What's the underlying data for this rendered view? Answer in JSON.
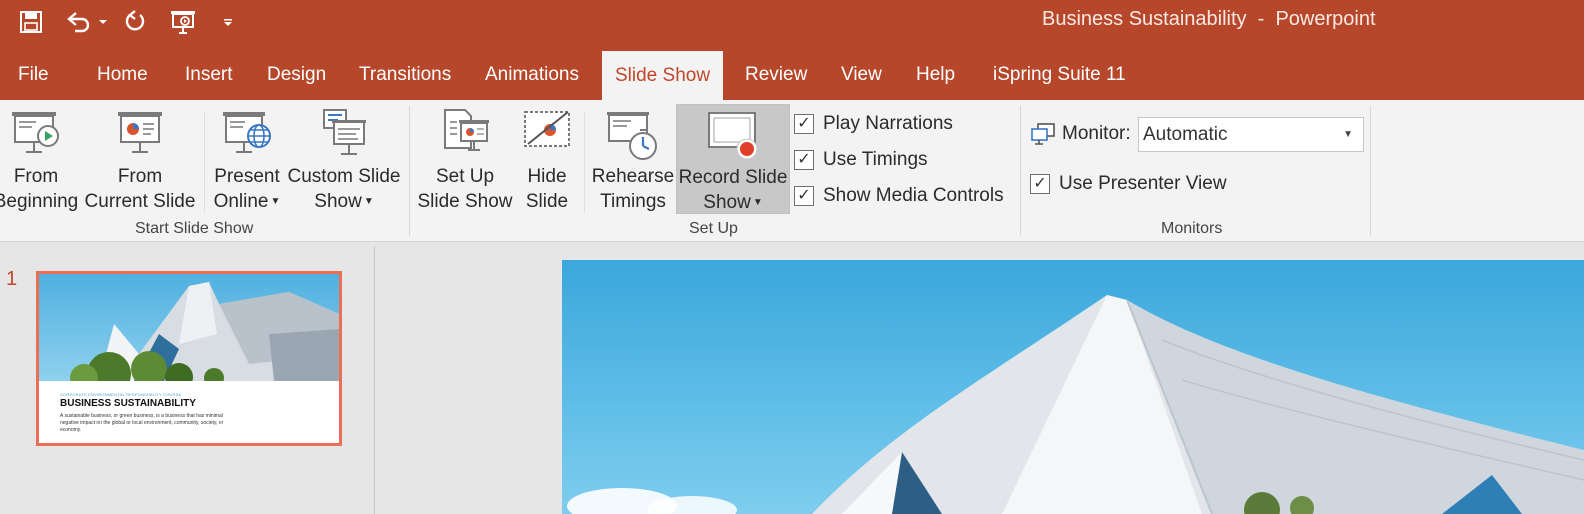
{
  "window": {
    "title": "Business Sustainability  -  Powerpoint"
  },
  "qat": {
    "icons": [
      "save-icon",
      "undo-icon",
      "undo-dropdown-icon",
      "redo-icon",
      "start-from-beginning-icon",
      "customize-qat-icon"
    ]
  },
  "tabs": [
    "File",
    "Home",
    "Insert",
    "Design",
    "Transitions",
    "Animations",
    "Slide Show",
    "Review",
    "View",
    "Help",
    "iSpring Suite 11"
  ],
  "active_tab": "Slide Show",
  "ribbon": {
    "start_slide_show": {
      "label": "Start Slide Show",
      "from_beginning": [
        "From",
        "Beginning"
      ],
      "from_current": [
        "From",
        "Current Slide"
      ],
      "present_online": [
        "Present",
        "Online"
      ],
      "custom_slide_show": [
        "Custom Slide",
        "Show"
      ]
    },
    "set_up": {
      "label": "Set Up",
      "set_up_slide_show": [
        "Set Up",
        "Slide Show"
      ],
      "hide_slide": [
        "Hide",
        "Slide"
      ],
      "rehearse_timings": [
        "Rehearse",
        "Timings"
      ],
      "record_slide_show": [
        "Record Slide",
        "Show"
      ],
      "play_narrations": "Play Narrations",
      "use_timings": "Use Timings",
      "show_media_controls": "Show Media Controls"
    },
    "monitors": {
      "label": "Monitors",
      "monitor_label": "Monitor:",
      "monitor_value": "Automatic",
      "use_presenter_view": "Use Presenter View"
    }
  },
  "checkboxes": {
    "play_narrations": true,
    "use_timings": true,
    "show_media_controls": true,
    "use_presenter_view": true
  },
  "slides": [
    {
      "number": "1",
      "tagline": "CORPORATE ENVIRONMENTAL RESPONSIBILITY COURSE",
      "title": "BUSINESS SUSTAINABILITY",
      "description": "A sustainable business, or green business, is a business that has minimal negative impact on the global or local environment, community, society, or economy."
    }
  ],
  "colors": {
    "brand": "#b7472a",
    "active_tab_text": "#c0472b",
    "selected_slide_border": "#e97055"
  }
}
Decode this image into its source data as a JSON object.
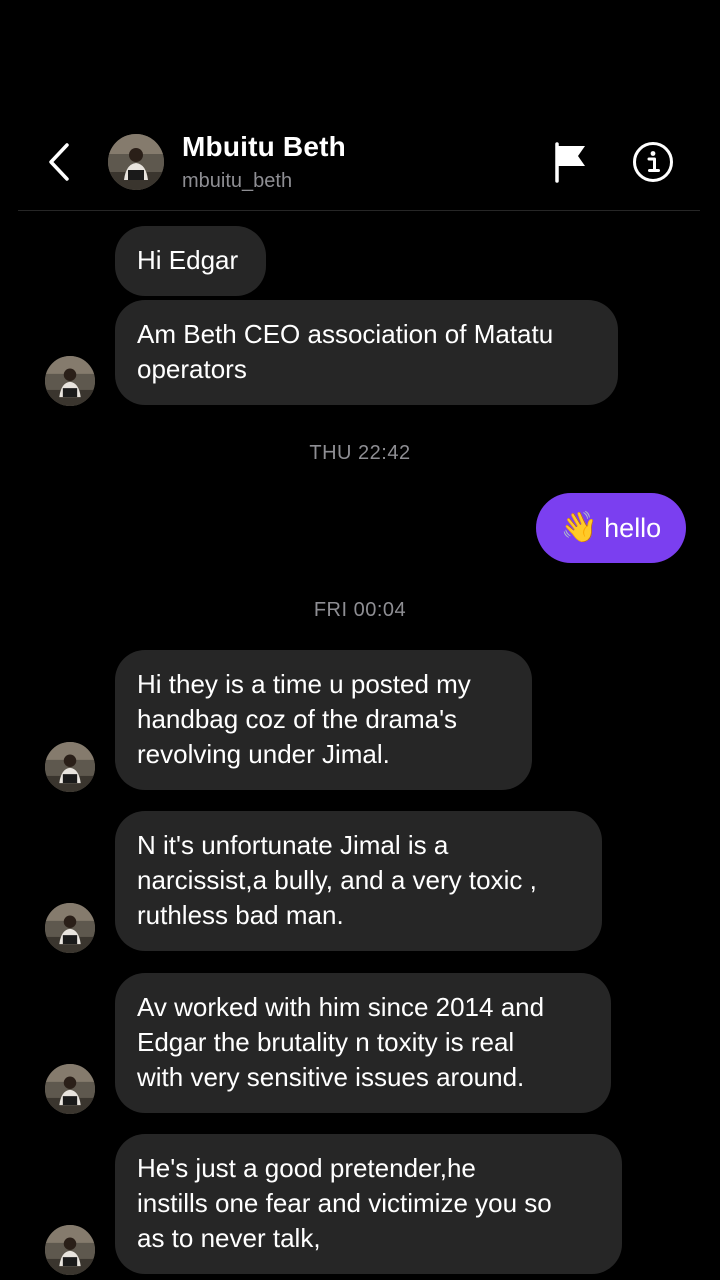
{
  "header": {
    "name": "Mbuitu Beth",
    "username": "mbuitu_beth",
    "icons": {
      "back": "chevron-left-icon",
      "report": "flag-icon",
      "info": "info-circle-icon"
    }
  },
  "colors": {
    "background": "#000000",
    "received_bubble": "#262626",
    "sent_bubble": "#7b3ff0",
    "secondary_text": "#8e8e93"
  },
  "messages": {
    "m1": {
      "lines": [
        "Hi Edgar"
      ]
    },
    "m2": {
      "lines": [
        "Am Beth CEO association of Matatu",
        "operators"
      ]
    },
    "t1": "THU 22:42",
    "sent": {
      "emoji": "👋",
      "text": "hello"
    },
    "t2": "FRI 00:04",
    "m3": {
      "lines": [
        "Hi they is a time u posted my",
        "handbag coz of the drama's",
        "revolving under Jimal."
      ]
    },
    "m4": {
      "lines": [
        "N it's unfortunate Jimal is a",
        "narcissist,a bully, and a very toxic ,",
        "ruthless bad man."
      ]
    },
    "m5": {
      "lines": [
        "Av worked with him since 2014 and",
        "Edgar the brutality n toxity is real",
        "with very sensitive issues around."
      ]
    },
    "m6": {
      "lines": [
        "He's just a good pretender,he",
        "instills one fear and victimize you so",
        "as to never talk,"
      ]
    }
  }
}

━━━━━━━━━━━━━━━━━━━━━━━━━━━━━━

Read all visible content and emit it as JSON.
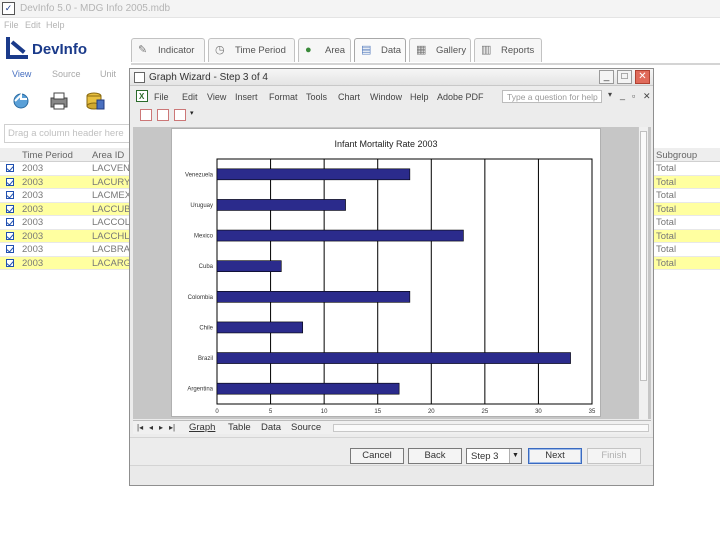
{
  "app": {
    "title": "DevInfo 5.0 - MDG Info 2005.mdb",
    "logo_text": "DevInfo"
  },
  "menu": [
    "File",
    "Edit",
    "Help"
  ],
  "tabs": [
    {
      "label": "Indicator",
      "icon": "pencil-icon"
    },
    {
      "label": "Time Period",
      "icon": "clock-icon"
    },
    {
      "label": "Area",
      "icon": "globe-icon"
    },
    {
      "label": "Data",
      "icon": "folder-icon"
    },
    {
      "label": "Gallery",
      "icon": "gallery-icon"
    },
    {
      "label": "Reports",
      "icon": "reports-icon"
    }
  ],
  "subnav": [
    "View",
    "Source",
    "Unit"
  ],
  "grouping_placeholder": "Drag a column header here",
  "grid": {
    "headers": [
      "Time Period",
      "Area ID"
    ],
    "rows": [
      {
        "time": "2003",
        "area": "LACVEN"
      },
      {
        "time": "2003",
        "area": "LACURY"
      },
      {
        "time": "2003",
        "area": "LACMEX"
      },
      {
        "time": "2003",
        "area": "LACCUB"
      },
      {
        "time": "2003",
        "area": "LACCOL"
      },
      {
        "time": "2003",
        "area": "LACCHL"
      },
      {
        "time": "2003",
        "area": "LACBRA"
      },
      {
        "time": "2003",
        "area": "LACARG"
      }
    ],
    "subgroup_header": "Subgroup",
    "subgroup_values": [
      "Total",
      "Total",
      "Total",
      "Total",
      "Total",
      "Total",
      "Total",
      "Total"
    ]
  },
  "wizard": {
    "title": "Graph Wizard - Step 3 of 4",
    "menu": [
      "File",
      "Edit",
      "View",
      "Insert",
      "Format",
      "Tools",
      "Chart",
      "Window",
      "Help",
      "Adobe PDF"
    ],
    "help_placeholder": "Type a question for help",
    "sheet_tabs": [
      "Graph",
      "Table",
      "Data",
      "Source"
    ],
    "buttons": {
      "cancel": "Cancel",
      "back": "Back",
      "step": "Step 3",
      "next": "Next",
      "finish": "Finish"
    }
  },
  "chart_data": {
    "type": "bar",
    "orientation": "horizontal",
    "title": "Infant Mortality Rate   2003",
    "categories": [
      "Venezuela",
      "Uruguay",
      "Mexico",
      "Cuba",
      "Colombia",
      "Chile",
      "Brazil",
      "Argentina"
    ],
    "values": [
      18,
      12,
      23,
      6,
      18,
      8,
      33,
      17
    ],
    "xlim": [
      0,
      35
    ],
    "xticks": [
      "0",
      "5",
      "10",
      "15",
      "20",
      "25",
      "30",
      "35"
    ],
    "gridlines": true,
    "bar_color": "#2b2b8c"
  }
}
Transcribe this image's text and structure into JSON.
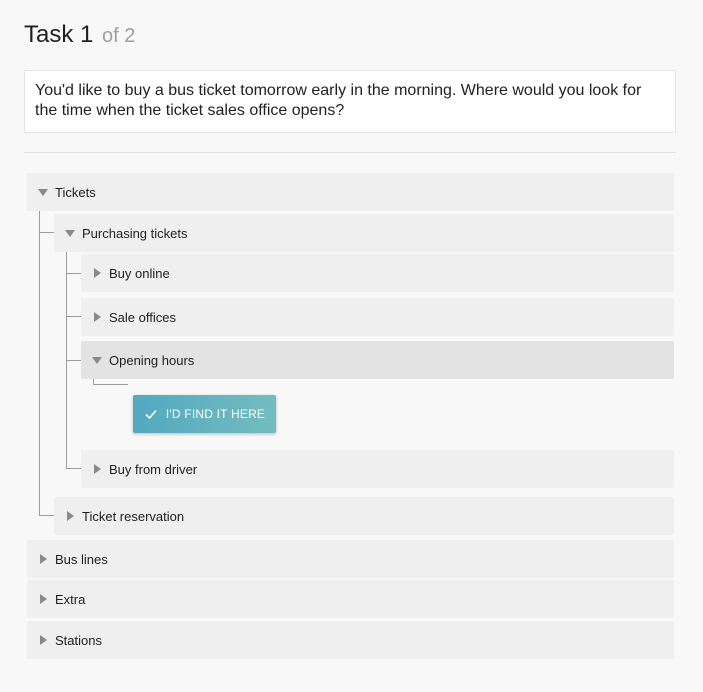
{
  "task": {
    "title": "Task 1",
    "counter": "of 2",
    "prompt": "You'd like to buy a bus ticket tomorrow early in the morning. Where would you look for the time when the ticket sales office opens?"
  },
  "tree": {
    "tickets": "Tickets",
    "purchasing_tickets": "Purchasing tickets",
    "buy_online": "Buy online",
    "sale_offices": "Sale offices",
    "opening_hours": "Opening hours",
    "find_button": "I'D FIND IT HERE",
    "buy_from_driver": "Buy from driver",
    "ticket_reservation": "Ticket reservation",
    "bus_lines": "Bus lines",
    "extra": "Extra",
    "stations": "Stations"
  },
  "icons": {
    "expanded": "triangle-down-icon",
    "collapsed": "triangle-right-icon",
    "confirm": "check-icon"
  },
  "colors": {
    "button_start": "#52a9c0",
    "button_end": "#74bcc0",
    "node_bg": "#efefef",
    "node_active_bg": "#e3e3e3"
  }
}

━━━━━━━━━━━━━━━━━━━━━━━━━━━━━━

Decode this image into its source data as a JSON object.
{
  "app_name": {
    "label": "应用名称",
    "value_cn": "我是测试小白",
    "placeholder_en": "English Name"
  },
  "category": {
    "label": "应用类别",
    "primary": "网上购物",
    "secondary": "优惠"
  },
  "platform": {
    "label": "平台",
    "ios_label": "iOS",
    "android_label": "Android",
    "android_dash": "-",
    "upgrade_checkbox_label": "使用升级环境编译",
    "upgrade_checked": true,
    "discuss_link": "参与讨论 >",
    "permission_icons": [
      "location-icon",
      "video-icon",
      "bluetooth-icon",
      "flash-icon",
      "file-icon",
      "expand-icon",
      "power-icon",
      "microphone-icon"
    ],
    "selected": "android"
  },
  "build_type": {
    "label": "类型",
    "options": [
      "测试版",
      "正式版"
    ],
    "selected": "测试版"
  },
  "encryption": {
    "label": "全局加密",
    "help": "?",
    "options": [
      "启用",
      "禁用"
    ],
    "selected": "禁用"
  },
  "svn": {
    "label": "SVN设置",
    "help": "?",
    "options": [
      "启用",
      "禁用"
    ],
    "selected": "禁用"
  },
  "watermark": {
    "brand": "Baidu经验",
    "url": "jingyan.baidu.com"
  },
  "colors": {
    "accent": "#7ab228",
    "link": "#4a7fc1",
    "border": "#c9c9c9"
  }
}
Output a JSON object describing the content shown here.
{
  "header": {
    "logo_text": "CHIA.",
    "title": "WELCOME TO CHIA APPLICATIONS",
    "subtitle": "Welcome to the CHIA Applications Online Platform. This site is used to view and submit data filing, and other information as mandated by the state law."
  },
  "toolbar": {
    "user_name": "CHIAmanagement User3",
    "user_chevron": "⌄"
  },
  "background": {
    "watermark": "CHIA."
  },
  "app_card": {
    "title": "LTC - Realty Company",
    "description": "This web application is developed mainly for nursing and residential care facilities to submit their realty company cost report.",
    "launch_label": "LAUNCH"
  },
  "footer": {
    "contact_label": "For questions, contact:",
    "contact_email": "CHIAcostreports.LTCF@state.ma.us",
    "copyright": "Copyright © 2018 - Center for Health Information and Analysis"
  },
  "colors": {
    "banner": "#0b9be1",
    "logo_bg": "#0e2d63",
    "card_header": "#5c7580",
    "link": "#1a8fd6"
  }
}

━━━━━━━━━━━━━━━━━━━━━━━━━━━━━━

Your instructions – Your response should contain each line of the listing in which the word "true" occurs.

Response –
    "play_narrations": true,
    "use_timings": true,
    "show_media_controls": true,
    "use_presenter_view": true
    "gridlines": true,
    "upgrade_checked": true,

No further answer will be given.